Directions - Reply with one number: the count of lines in the records below that hold "select".

Start of Information

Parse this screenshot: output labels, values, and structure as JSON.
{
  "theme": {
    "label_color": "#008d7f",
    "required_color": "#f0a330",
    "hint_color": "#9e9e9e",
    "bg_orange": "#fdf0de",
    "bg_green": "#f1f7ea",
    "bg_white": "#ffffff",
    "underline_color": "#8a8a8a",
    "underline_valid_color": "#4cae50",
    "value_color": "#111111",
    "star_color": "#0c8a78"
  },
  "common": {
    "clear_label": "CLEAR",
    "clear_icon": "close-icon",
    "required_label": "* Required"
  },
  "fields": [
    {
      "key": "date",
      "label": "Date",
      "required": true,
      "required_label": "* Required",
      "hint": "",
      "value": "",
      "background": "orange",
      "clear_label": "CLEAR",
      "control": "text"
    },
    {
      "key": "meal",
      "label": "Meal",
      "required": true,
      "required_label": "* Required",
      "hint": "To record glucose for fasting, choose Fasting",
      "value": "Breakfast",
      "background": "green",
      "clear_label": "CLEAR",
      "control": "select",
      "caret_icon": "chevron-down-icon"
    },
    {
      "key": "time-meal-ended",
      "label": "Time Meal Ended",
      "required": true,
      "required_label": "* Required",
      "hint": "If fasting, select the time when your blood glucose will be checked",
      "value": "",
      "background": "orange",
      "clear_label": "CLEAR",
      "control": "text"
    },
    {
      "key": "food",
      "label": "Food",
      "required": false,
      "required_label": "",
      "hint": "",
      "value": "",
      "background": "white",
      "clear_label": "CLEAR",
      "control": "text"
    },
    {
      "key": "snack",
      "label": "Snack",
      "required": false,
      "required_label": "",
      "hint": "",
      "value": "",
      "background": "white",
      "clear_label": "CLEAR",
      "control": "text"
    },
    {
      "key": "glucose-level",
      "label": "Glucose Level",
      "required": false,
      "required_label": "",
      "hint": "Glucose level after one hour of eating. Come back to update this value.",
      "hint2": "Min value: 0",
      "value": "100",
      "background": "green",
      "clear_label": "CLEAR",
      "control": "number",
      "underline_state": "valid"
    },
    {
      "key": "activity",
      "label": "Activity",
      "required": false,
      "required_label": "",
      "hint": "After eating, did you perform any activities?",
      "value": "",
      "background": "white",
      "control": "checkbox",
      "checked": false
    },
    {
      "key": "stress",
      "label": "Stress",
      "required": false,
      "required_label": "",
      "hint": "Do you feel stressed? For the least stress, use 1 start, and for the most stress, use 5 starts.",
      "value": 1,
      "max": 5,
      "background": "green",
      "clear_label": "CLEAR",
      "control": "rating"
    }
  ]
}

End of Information

Completed exercise - 2